EXERCISE | Although the entries hold pictures, only their words are printed back, exactly as given.

ENTRIES PROVIDED |
%%
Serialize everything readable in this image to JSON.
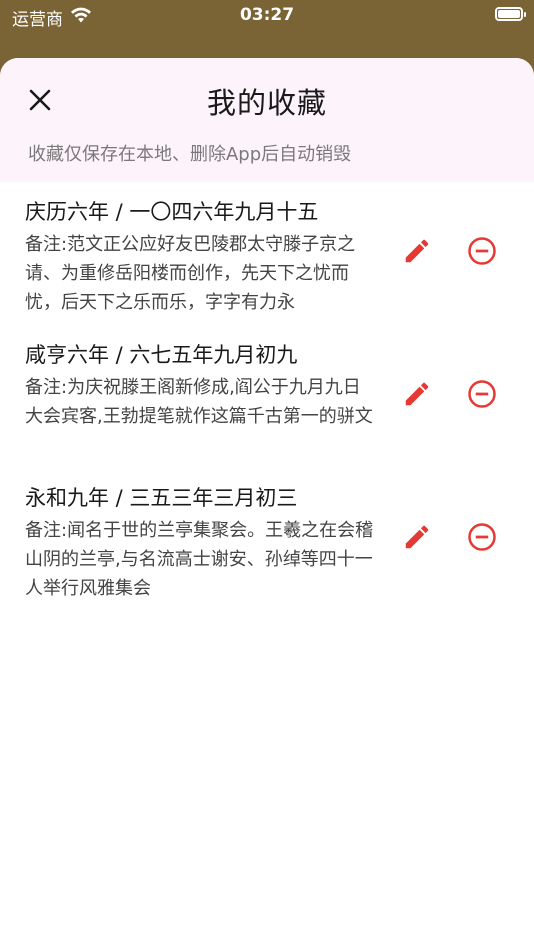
{
  "status_bar": {
    "carrier": "运营商",
    "time": "03:27",
    "wifi_icon": "wifi-icon",
    "battery_icon": "battery-icon"
  },
  "sheet": {
    "title": "我的收藏",
    "subtitle": "收藏仅保存在本地、删除App后自动销毁",
    "close_icon": "close-icon"
  },
  "colors": {
    "accent": "#e53935",
    "header_bg": "#fdf3fb",
    "backdrop": "#7a6334"
  },
  "favorites": [
    {
      "title": "庆历六年 / 一〇四六年九月十五",
      "note": "备注:范文正公应好友巴陵郡太守滕子京之请、为重修岳阳楼而创作，先天下之忧而忧，后天下之乐而乐，字字有力永",
      "edit_icon": "pencil-icon",
      "delete_icon": "minus-circle-icon"
    },
    {
      "title": "咸亨六年 / 六七五年九月初九",
      "note": "备注:为庆祝滕王阁新修成,阎公于九月九日大会宾客,王勃提笔就作这篇千古第一的骈文",
      "edit_icon": "pencil-icon",
      "delete_icon": "minus-circle-icon"
    },
    {
      "title": "永和九年 / 三五三年三月初三",
      "note": "备注:闻名于世的兰亭集聚会。王羲之在会稽山阴的兰亭,与名流高士谢安、孙绰等四十一人举行风雅集会",
      "edit_icon": "pencil-icon",
      "delete_icon": "minus-circle-icon"
    }
  ]
}
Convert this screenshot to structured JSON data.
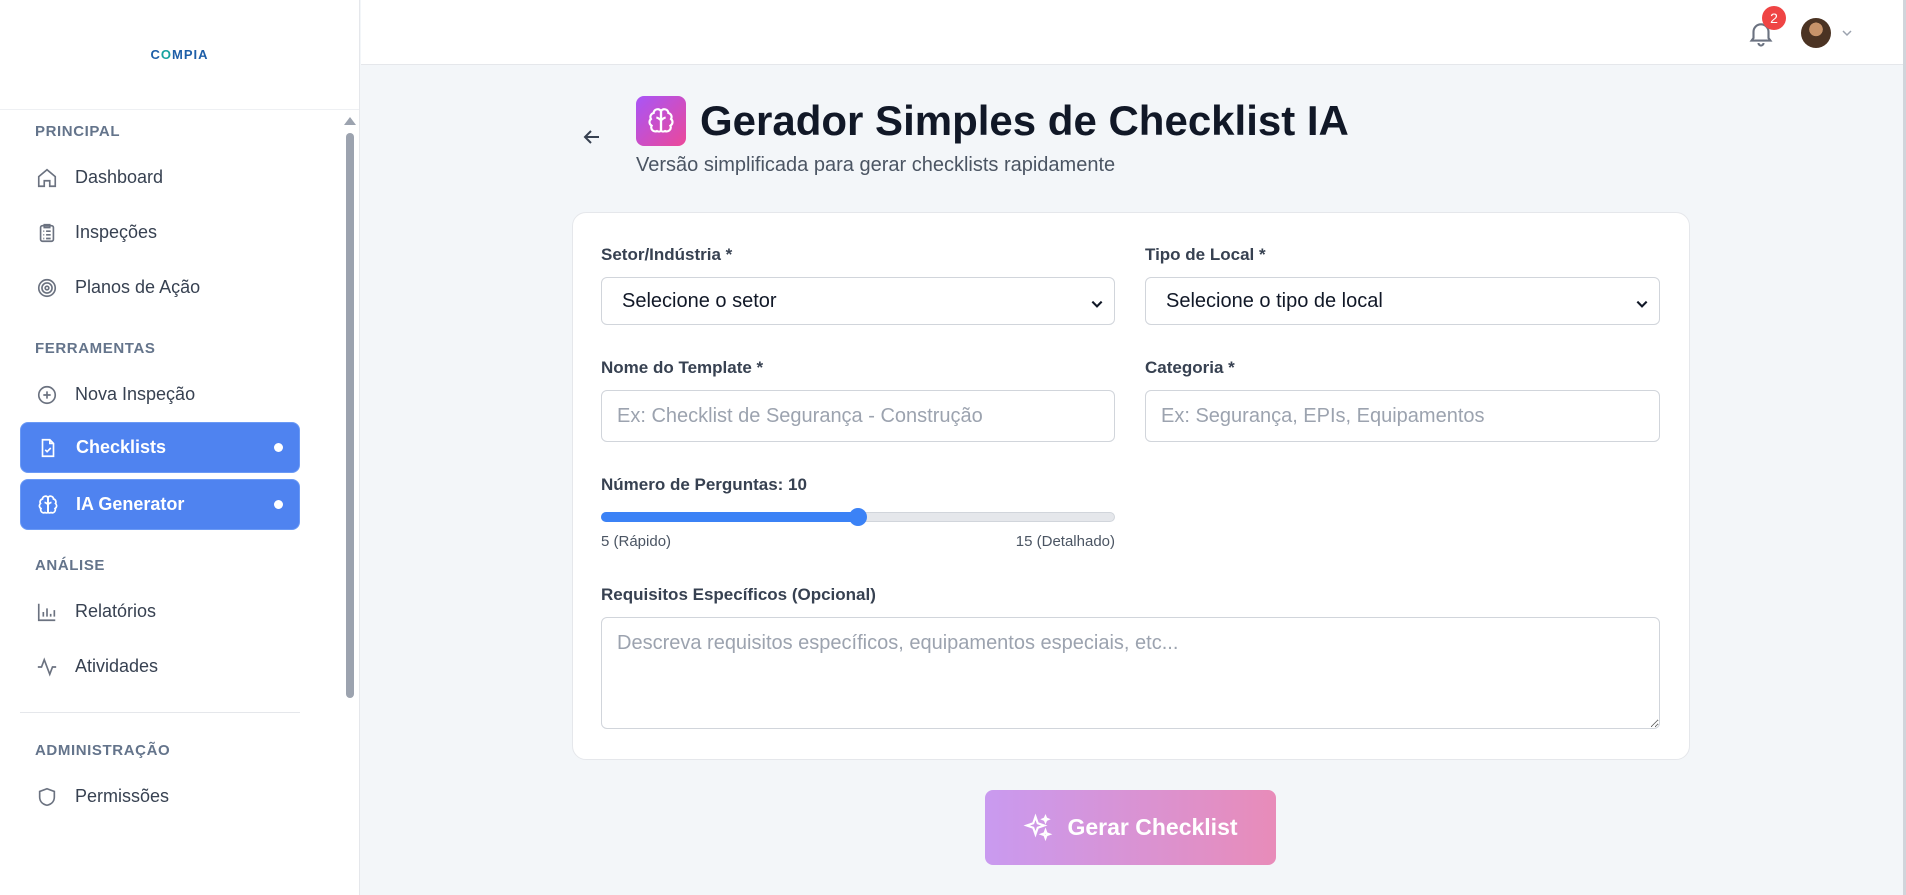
{
  "brand": {
    "name_part1": "C",
    "name_o": "O",
    "name_part2": "MPIA"
  },
  "sidebar": {
    "sections": [
      {
        "title": "PRINCIPAL"
      },
      {
        "title": "FERRAMENTAS"
      },
      {
        "title": "ANÁLISE"
      },
      {
        "title": "ADMINISTRAÇÃO"
      }
    ],
    "items": [
      {
        "label": "Dashboard",
        "icon": "home-icon"
      },
      {
        "label": "Inspeções",
        "icon": "clipboard-list-icon"
      },
      {
        "label": "Planos de Ação",
        "icon": "target-icon"
      },
      {
        "label": "Nova Inspeção",
        "icon": "plus-circle-icon"
      },
      {
        "label": "Checklists",
        "icon": "file-check-icon",
        "active": true
      },
      {
        "label": "IA Generator",
        "icon": "brain-icon",
        "active": true
      },
      {
        "label": "Relatórios",
        "icon": "bar-chart-icon"
      },
      {
        "label": "Atividades",
        "icon": "activity-icon"
      },
      {
        "label": "Permissões",
        "icon": "shield-icon"
      }
    ]
  },
  "topbar": {
    "notification_count": "2"
  },
  "header": {
    "title": "Gerador Simples de Checklist IA",
    "subtitle": "Versão simplificada para gerar checklists rapidamente"
  },
  "form": {
    "sector": {
      "label": "Setor/Indústria *",
      "value": "Selecione o setor"
    },
    "location_type": {
      "label": "Tipo de Local *",
      "value": "Selecione o tipo de local"
    },
    "template_name": {
      "label": "Nome do Template *",
      "placeholder": "Ex: Checklist de Segurança - Construção",
      "value": ""
    },
    "category": {
      "label": "Categoria *",
      "placeholder": "Ex: Segurança, EPIs, Equipamentos",
      "value": ""
    },
    "question_count": {
      "label": "Número de Perguntas: 10",
      "value": 10,
      "min": 5,
      "max": 15,
      "min_label": "5 (Rápido)",
      "max_label": "15 (Detalhado)"
    },
    "requirements": {
      "label": "Requisitos Específicos (Opcional)",
      "placeholder": "Descreva requisitos específicos, equipamentos especiais, etc...",
      "value": ""
    }
  },
  "actions": {
    "generate_label": "Gerar Checklist"
  },
  "colors": {
    "accent": "#4f83f0",
    "title_icon_from": "#a855f7",
    "title_icon_to": "#ec4899",
    "badge": "#ef4444"
  }
}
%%
REPLY TO THE EXERCISE |
Serialize everything readable in this image to JSON.
{
  "status_bar": {
    "carrier": "运营商",
    "time": "03:27",
    "wifi_icon": "wifi-icon",
    "battery_icon": "battery-icon"
  },
  "sheet": {
    "title": "我的收藏",
    "subtitle": "收藏仅保存在本地、删除App后自动销毁",
    "close_icon": "close-icon"
  },
  "colors": {
    "accent": "#e53935",
    "header_bg": "#fdf3fb",
    "backdrop": "#7a6334"
  },
  "favorites": [
    {
      "title": "庆历六年 / 一〇四六年九月十五",
      "note": "备注:范文正公应好友巴陵郡太守滕子京之请、为重修岳阳楼而创作，先天下之忧而忧，后天下之乐而乐，字字有力永",
      "edit_icon": "pencil-icon",
      "delete_icon": "minus-circle-icon"
    },
    {
      "title": "咸亨六年 / 六七五年九月初九",
      "note": "备注:为庆祝滕王阁新修成,阎公于九月九日大会宾客,王勃提笔就作这篇千古第一的骈文",
      "edit_icon": "pencil-icon",
      "delete_icon": "minus-circle-icon"
    },
    {
      "title": "永和九年 / 三五三年三月初三",
      "note": "备注:闻名于世的兰亭集聚会。王羲之在会稽山阴的兰亭,与名流高士谢安、孙绰等四十一人举行风雅集会",
      "edit_icon": "pencil-icon",
      "delete_icon": "minus-circle-icon"
    }
  ]
}
Convert this screenshot to structured JSON data.
{
  "brand": {
    "name_part1": "C",
    "name_o": "O",
    "name_part2": "MPIA"
  },
  "sidebar": {
    "sections": [
      {
        "title": "PRINCIPAL"
      },
      {
        "title": "FERRAMENTAS"
      },
      {
        "title": "ANÁLISE"
      },
      {
        "title": "ADMINISTRAÇÃO"
      }
    ],
    "items": [
      {
        "label": "Dashboard",
        "icon": "home-icon"
      },
      {
        "label": "Inspeções",
        "icon": "clipboard-list-icon"
      },
      {
        "label": "Planos de Ação",
        "icon": "target-icon"
      },
      {
        "label": "Nova Inspeção",
        "icon": "plus-circle-icon"
      },
      {
        "label": "Checklists",
        "icon": "file-check-icon",
        "active": true
      },
      {
        "label": "IA Generator",
        "icon": "brain-icon",
        "active": true
      },
      {
        "label": "Relatórios",
        "icon": "bar-chart-icon"
      },
      {
        "label": "Atividades",
        "icon": "activity-icon"
      },
      {
        "label": "Permissões",
        "icon": "shield-icon"
      }
    ]
  },
  "topbar": {
    "notification_count": "2"
  },
  "header": {
    "title": "Gerador Simples de Checklist IA",
    "subtitle": "Versão simplificada para gerar checklists rapidamente"
  },
  "form": {
    "sector": {
      "label": "Setor/Indústria *",
      "value": "Selecione o setor"
    },
    "location_type": {
      "label": "Tipo de Local *",
      "value": "Selecione o tipo de local"
    },
    "template_name": {
      "label": "Nome do Template *",
      "placeholder": "Ex: Checklist de Segurança - Construção",
      "value": ""
    },
    "category": {
      "label": "Categoria *",
      "placeholder": "Ex: Segurança, EPIs, Equipamentos",
      "value": ""
    },
    "question_count": {
      "label": "Número de Perguntas: 10",
      "value": 10,
      "min": 5,
      "max": 15,
      "min_label": "5 (Rápido)",
      "max_label": "15 (Detalhado)"
    },
    "requirements": {
      "label": "Requisitos Específicos (Opcional)",
      "placeholder": "Descreva requisitos específicos, equipamentos especiais, etc...",
      "value": ""
    }
  },
  "actions": {
    "generate_label": "Gerar Checklist"
  },
  "colors": {
    "accent": "#4f83f0",
    "title_icon_from": "#a855f7",
    "title_icon_to": "#ec4899",
    "badge": "#ef4444"
  }
}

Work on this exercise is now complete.